A fire control system determines an aim point for the main gun... in itself it does not work at night... you need decent thermal sights to collect accurate target data at night and current Russian thermals are based on French ones which are probably as good or better than American ones.
A shell fired from a tank’s gun will not travel in a straight line but will lose altitude due to gravity as it travels. So a gunner must know the distance of the target, and accordingly shoot higher to compensate for the fall. Also, crosswinds blow the shells away from the target.
The gunner will lase the target to determine range which the fire control system will use together with information like wind direction, and the ammo type currently loaded as well as the current droop of the barrel and the internal temperature of the barrel and the propellent being used.
The speed and direction the target is moving will have rather more effect than any cross wind but a decent FCS will compensate for all these things.
The point is that with any western fire control system after the round has been fired any chance in direction or speed of the target with a long range shot and you will miss.
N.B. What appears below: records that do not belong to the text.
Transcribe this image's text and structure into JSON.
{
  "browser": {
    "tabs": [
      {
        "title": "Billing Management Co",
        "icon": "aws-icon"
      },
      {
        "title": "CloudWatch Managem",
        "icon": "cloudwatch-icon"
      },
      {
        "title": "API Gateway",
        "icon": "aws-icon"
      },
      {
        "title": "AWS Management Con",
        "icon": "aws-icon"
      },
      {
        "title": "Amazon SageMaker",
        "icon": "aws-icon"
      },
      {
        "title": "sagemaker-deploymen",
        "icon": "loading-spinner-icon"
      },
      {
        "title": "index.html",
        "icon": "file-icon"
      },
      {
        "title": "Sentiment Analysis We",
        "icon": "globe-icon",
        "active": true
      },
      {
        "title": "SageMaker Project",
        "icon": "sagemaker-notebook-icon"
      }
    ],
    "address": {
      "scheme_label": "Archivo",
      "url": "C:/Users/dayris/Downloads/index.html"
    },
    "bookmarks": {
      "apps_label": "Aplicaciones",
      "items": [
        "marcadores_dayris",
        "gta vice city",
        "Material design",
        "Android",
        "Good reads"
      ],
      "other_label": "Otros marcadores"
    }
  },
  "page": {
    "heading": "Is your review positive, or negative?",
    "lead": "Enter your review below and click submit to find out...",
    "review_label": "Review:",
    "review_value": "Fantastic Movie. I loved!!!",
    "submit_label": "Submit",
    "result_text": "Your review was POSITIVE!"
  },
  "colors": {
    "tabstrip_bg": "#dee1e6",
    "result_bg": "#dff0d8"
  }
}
A long range shot from a Russian vehicle with a missile the fire control system will note the target has stopped because it has an auto tracker following the target and that will stop with them holding the laser beam the missile just fired is following will still hit the target... even if it stops and start to reverse...
Ballistic computer, electronic sights and the array of sensors on Western MBTs are far more superior than Russian ones.
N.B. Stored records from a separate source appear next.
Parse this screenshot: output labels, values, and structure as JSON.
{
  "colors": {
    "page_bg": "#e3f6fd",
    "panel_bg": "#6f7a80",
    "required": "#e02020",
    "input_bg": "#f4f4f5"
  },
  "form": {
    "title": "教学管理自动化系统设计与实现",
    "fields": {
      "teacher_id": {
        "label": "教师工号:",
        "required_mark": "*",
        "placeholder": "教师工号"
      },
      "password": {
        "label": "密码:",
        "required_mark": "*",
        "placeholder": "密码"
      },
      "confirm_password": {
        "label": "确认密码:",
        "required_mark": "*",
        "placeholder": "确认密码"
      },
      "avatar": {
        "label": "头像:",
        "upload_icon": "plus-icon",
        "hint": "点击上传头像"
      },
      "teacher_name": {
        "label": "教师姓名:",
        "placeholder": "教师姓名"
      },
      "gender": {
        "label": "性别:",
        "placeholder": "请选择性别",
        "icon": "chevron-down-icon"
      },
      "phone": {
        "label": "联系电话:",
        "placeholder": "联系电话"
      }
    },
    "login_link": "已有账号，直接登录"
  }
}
The Russians export sniper scopes with ballistic computers and Thermal imaging sights using an array of gyros and temperature and humidity sensors and even GLONASS and lasing technology so you can send live video footage of the target to HQ before you fire to confirm the target... the GLONASS sensor on the scope locating you and the laser range finder determines the distance and direction and therefore also the coordinates of the target you are shooting which can be marked on the build in map. Once you have lased the target a spot will appear... place that spot on the part of the body of the target you want to hit and squease the trigger for a kill.
You can record the ballistic profile of dozens of guns and calibres and barrel lengths and bullet weights... select what you are using and you get hits every time.
Same with armoured vehicles including their APCs and BMPs and of course air defence vehicles and tanks.
Even INDRA upgraded the FCS of T 72s
Yeah, India also created a replacement rifle for the AK-47... they called it the INSAS, but it had a lot of problems and now they are replacing the AKs they still use with AK-203s and their INSAS rifles with American made ARs...
[qutoe]M1A2 is compatable to t-90 which has a very good fcs. T-72 is to be compared with older US tanks. [/quote]
The upgraded T-72s are probably 90% the optics and communications of the T-90 and Abrams but much cheaper than the T-90 which is probably half the cost of the Abrams...
Most of the time engagement will benless than 2km away and then you don't really need it. It's really easy to aim with a gun that launches the round at 2000m/s. Just aim the top of the tank and it will hit.
An old unupgraded T-72 could probably kill targets at 2,000m fairly easily and regularly... with upgrades it could probably reliably kill targets to 2,500m while on the move... and long range using missiles much more effectively than any western tank simply because at long range the biggest problem is the target doing something unpredictable that no FCS can predict... like suddenly stopping or making a random turn after the round is fired and on its way... with an APFSDS round that means a miss... with a missile it means you can still get a hit.
If Russian fire control systems are shit why do you think they can shoot down drones that western air defence systems can't even see?